World Wide Study Bible
a Bible passage
6. Love of Money
1Let as many as are servants under the yoke count their own masters worthy of all honor, that the name of God and the doctrine be not blasphemed. 2And they that have believing masters, let them not despise them, because they are brethren; but let them serve them the rather, because they that partake of the benefit are believing and beloved. These things teach and exhort. 3If any man teacheth a different doctrine, and consenteth not to sound words, even the words of our Lord Jesus Christ, and to the doctrine which is according to godliness; 4he is puffed up, knowing nothing, but doting about questionings and disputes of words, whereof cometh envy, strife, railings, evil surmisings, 5wranglings of men corrupted in mind and bereft of the truth, supposing that godliness is a way of gain. 6But godliness with contentment is great gain: 7for we brought nothing into the world, for neither can we carry anything out; 8but having food and covering we shall be therewith content. 9But they that are minded to be rich fall into a temptation and a snare and many foolish and hurtful lusts, such as drown men in destruction and perdition. 10For the love of money is a root of all kinds of evil: which some reaching after have been led astray from the faith, and have pierced themselves through with many sorrows. 11But thou, O man of God, flee these things; and follow after righteousness, godliness, faith, love, patience, meekness. 12Fight the good fight of the faith, lay hold on the life eternal, whereunto thou wast called, and didst confess the good confession in the sight of many witnesses. 13I charge thee in the sight of God, who giveth life to all things, and of Christ Jesus, who before Pontius Pilate witnessed the good confession; 14that thou keep the commandment, without spot, without reproach, until the appearing of our Lord Jesus Christ: 15which in its own times he shall show, who is the blessed and only Potentate, the King of kings, and Lord of lords; 16who only hath immortality, dwelling in light unapproachable; whom no man hath seen, nor can see: to whom be honor and power eternal. Amen. 17Charge them that are rich in this present world, that they be not highminded, nor have their hope set on the uncertainty of riches, but on God, who giveth us richly all things to enjoy; 18that they do good, that they be rich in good works, that they be ready to distribute, willing to communicate; 19laying up in store for themselves a good foundation against the time to come, that they may lay hold on the life which is life indeed. 20O Timothy, guard that which is committed unto thee, turning away from the profane babblings and oppositions of the knowledge which is falsely so called; 21which some professing have erred concerning the faith. Grace be with you.
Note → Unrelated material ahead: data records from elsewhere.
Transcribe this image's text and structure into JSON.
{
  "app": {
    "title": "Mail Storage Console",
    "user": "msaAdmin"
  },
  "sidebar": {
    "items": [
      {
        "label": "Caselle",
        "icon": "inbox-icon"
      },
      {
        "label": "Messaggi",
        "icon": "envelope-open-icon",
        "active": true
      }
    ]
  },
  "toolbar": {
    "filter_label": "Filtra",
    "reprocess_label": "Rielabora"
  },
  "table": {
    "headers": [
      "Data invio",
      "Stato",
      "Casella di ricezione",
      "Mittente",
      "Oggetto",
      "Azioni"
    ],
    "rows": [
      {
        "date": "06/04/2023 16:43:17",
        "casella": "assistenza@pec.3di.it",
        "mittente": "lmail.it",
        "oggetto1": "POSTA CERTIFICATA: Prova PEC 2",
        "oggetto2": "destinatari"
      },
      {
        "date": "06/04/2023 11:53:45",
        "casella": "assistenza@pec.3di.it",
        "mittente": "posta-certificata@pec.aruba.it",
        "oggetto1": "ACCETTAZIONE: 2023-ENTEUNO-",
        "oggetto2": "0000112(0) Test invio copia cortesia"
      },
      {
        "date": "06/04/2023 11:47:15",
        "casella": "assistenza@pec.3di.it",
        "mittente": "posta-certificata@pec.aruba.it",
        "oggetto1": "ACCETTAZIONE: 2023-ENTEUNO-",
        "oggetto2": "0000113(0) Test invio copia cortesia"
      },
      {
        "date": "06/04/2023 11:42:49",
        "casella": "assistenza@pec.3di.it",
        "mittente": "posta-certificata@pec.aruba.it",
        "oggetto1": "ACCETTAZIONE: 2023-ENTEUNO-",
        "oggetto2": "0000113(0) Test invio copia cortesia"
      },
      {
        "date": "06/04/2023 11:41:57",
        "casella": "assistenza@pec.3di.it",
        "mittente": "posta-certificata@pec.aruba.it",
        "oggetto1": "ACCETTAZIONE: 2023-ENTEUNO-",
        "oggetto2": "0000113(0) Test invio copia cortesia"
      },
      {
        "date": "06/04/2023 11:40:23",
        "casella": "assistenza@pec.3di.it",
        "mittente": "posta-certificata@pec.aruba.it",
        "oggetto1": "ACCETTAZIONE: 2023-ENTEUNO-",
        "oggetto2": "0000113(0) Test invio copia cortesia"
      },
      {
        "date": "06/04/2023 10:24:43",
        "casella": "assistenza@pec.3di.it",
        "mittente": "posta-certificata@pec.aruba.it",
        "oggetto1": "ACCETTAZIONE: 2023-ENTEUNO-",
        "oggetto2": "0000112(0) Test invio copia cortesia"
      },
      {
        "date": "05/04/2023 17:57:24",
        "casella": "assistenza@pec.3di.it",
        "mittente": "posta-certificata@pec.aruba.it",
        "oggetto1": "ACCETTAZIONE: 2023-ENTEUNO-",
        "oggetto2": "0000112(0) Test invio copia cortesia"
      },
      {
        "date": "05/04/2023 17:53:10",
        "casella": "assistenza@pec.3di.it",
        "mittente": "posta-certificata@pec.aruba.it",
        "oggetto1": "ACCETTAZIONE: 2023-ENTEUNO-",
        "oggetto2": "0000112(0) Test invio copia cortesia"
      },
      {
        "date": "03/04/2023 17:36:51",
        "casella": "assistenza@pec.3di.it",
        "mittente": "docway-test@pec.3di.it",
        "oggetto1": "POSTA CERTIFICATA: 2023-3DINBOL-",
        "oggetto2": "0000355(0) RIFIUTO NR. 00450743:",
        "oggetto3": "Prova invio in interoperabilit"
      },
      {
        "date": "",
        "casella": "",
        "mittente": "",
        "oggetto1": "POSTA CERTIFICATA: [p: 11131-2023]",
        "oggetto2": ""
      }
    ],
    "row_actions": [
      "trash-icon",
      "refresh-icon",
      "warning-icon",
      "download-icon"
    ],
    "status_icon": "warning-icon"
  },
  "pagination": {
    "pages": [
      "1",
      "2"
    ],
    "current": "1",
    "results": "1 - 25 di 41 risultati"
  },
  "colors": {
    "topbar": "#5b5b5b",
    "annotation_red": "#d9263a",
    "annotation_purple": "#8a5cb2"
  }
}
11 But thou, O man of God, flee these things By calling him man of God he adds weight to the exhortation. If it be thought proper to limit to the preceding verse the injunction which he gives to follow righteousness, piety, faith, patience, this is an instruction which he gives, by contrast, for correcting avarice, by informing him what kind of riches he ought to desire, namely, spiritual riches. Yet this injunction may also be extended to other clauses, that Timothy, withdrawing himself from all vanity, may avoid that (περιεπγίαν) vain curiosity which he condemned a little before; for he who is earnestly employed about necessary employments will easily abstain from those which are superfluous. He names, by way of example, some kinds of virtues, under which we may suppose others to be included. Consequently, every person who shall be devoted to the pursuit of “righteousness,” and who shall aim at “piety, faith, charity,” and shall follow patience and gentleness, cannot but abhor avarice and its fruits. 125125 “And thus we see that not without reason does Paul add this word piety, which means religion and the fear of God, and that he connects it with faith, saying that, when we have put our confidence in God, and when we expect from him the means of our support, we must also attend to this, not to live in this world as if it were our end, and not to fix our heart upon it, but to look upwards to the heavenly kingdom. Having said this, he next leads us onwards to the love of our fellow-men and to meekness, as we are also bound to walk in all good friendship with our neighbors; otherwise we shall not shew that we have the righteousness which he has mentioned. And thus let us see that, by all these words, he means nothing more than to confirm the exhortation which he had given, to follow righteousness and sincerity. And how shall we follow it? First, by placing our confidence in God; secondly, by raising our thoughts to the heavenly kingdom; and thirdly, by living in good friendship with each other.” — Fr. Ser.